1800- The Library of Congress
opens in Washington as the national library
of the United States. Joseph Marie Jacquard develops his Jacquard loom
c. 1800- New developments in the bleaching of paper
allow the production of
books and newspapers for a large reading public.
1804- Joseph-Marie Jacquard
of France devises an automatic loom in which
the woven pattern is controlled by a series of punched cards
1804- In France, formulation of the Napoleonic Code
, which attempts to
codify national law on rational principles. During the nineteenth century it becomes the model
for the legal systems of a number of European powers.
1813- U.S. Army
issues the first printed orders, a process later adopted by
other large organizations, which makes for the more efficient management of hierarchical
1814- The Times of London is the first newspaper to begin printing
newspapers on a steam powered flatbed press, which permits production of 5,000 copies an hour.
1820- The first commercially available calculator
, the arithmometer, is
produced in France by Charles Xavier Thomas de Colmar.
1821- The Cherokee writing system invented by Sequoyah.
1822- Charles Babbage
builds a prototype of his difference engine, a
computing machine based on the method of finite differences.
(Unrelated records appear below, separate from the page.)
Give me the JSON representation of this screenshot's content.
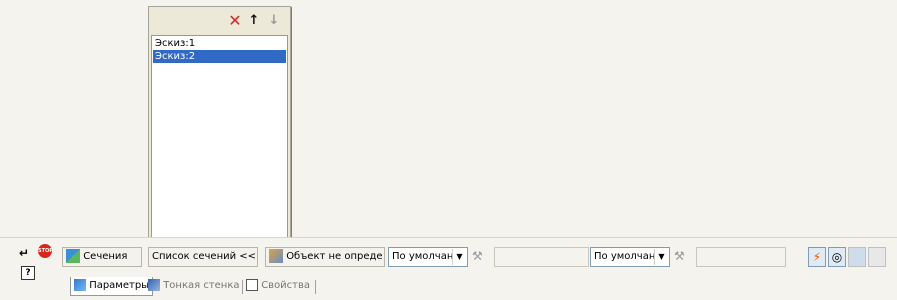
{
  "sections_popup": {
    "toolbar": {
      "delete_icon": "red-x-icon",
      "move_up_icon": "arrow-up-icon",
      "move_down_icon": "arrow-down-icon"
    },
    "items": [
      "Эскиз:1",
      "Эскиз:2"
    ],
    "selected_index": 1
  },
  "panel": {
    "sections_button": "Сечения",
    "sections_list_button": "Список сечений  <<",
    "object_field": "Объект не опреде",
    "dropdown1_value": "По умолчан",
    "dropdown2_value": "По умолчан",
    "tabs": [
      "Параметры",
      "Тонкая стенка",
      "Свойства"
    ]
  }
}
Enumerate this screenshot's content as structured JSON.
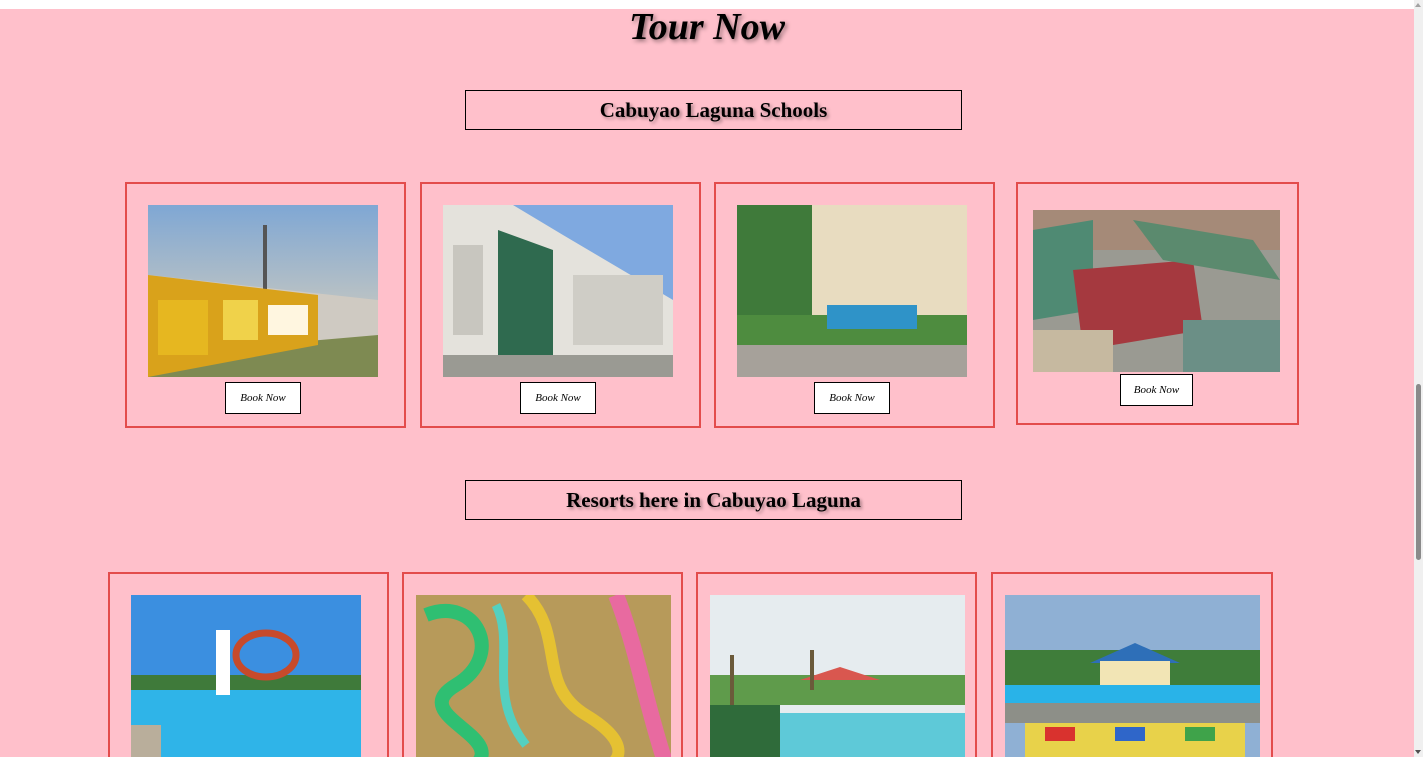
{
  "page": {
    "title": "Tour Now"
  },
  "sections": [
    {
      "heading": "Cabuyao Laguna Schools",
      "cards": [
        {
          "image": "school-citech-photo",
          "button": "Book Now"
        },
        {
          "image": "school-building-photo",
          "button": "Book Now"
        },
        {
          "image": "school-sinhs-photo",
          "button": "Book Now"
        },
        {
          "image": "school-southville-aerial-photo",
          "button": "Book Now"
        }
      ]
    },
    {
      "heading": "Resorts here in Cabuyao Laguna",
      "cards": [
        {
          "image": "resort-waterslide-pool-photo"
        },
        {
          "image": "resort-slides-aerial-photo"
        },
        {
          "image": "resort-palm-pool-photo"
        },
        {
          "image": "resort-pool-clubhouse-photo"
        }
      ]
    }
  ],
  "colors": {
    "background": "#ffc0cb",
    "card_border": "#e34c4c"
  }
}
1826- Joseph-Nicéphore Niepce produces the first permanent photograph
1827- Karl Baedeker of Koblenz publishes the first of a series of travel
guides that systematize tourist information and adopt a system of stars to
classify amenities and attractions.
1828- John Mitchell of Birmingham, England, begins production of machine
made steel pen points.
1828- The London Zoo is opened in Regent's Park by the Zoological Society
of London. Other major zoological gardens are opened in Berlin (1841), Antwerp (1843),
Copenhagen (1859), Moscow (1864), Rotterdam (1887), and New York (1899).
c. 1830- The English mathematician William Oughtred invents the slide rule
1836- US Patent Office opens.